What other things might it be?
In an infant or child with bronchiolitis-like symptoms who has:
Recurrent wheezing, particularly without symptoms of a viral infection or
at an older age
Cough as the predominant symptom and does not have wheeze, fever or
Persistent, or repeated and prolonged, respiratory symptoms and failure
to thrive
Sudden onset of symptoms, history of a coughing or choking episode,
expiratory wheeze, loss of voice, or differential air entry
A cardiac murmur, failure to thrive, oedema or a history of slow onset of
Localising signs or more severe symptoms
Pertussis, particularly if the infant or child is
unimmunised, or partially immunised
Cystic fibrosis
An inhaled foreign body
Congestive heart failure
Bacterial pneumonia.
An infant or child with bronchiolitis may also have viral pneumonia. Differentiating between bronchiolitis and viral
pneumonia is difficult and largely unnecessary as treatment in either case is supportive.
Should all infants with bronchiolitis be given a trial of β2agonist bronchodilators?
Consider a trial of a single dose of β2agonist bronchodilators in patients older than 9 months, particularly those with
recurrent wheezing.
An infant or child with bronchiolitis-like symptoms who responds to treatment with a bronchodilator, such as salbutamol, is
likely to have asthma and should be treated according to asthma management guidelines.
How long will the symptoms last?
Median duration of illness is 2 weeks.
Approximately 20% of patients have symptoms longer than 3 weeks
Based on the Southern Health Evidence-Based Guideline for the Management of Bronchiolitis, 2006
available at
How do I assess severity?
• Normal respiratory rate
• Increased respiratory rate
• Subtle or no accessory
muscle use
• Minor accessory muscle
• Normal heart rate
• Increased heart rate
• Able to feed
• Minor dehydration
• Some limitation of ability
to feed
• Crepitations
• Markedly increased
respiratory rate
• Moderate/marked
accessory muscle use
• Nasal flare or grunting
• Markedly increased
heart rate
• Marked dehydration
• Unable to feed
• Toxic appearance
• Sweaty
• Irritable
Life threatening
• Maximal accessory
muscle use/exhaustion
• Poor respiratory effort
• Apnoeas
• Cyanosis
Infants with symptoms across categories should be treated according to their most severe features
Infants who are <3 months old or who were born at <36 weeks gestation, and those with
an underlying cardio-respiratory condition are at higher risk of more severe disease.
Infants not tolerating oral feeds may need nasogastric or intravenous fluids.
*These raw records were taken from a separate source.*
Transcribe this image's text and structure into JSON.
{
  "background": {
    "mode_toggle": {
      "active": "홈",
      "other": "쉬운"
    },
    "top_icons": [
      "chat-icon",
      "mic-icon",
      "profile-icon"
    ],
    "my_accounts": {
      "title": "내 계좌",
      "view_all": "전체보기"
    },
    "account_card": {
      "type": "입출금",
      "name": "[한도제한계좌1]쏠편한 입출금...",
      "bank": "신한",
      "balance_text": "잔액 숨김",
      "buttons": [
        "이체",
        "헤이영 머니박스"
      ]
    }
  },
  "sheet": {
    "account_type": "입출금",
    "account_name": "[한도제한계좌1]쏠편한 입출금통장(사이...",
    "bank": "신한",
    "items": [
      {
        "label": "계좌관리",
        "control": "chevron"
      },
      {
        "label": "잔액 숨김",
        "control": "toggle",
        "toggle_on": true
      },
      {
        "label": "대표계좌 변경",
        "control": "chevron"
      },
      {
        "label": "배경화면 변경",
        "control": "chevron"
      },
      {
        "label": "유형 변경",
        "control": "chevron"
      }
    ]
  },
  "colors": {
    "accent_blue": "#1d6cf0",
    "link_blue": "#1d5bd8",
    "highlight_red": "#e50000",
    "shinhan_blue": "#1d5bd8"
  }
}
Those with
increased work of breathing or decreased oxygenation during feeds require oxygen.
What should I do?
In mild or moderate cases tolerating
feeds and not requiring O2
• Suggest small, frequent feeds
• Provide parent information
• Offer review
In moderate cases not tolerating
feeds and/or requiring O2
• Provide parent information
• Send to hospital
In severe or life threatening cases
• Give oxygen
• Call an ambulance
What is the evidence for the different management strategies?
Oral feeding
Use in the hospital setting in moderate-severe bronchiolitis
Can be continued in mild-moderate bronchiolitis unless it increases
respiratory distress
Infants should be allowed to adopt the most comfortable position
In those with increased risk of apnoea i.e. age <3 months, premature birth
or previous apnoea
Consider a trial before feeds in infants with nasal congestion
Consider a trial before feeds in infants with nasal congestion
Can be used to reduce irritability and decrease temperature
Not for routine use
Not for routine use
Not for routine use
Not for routine use
Consider a single dose trial in infants and children aged >9 months
Not for routine use
Not for routine use
Not for routine use
Not for routine use
Not for routine use
Apnoea monitoring
Saline nose drops
Nasal suctioning
Chest physiotherapy
Mist steam
Ribavarin (antiviral)
Take Home Messages
In infants >9 months a trial of β2agonists is warranted
Bronchiolitis can recur but GPs should think of other possible diagnoses
There is no evidence to support the efficacy of mist or steam in reducing respiratory distress
Encourage rest and small frequent feeds
Median duration of bronchiolitis is two weeks
Level of Evidence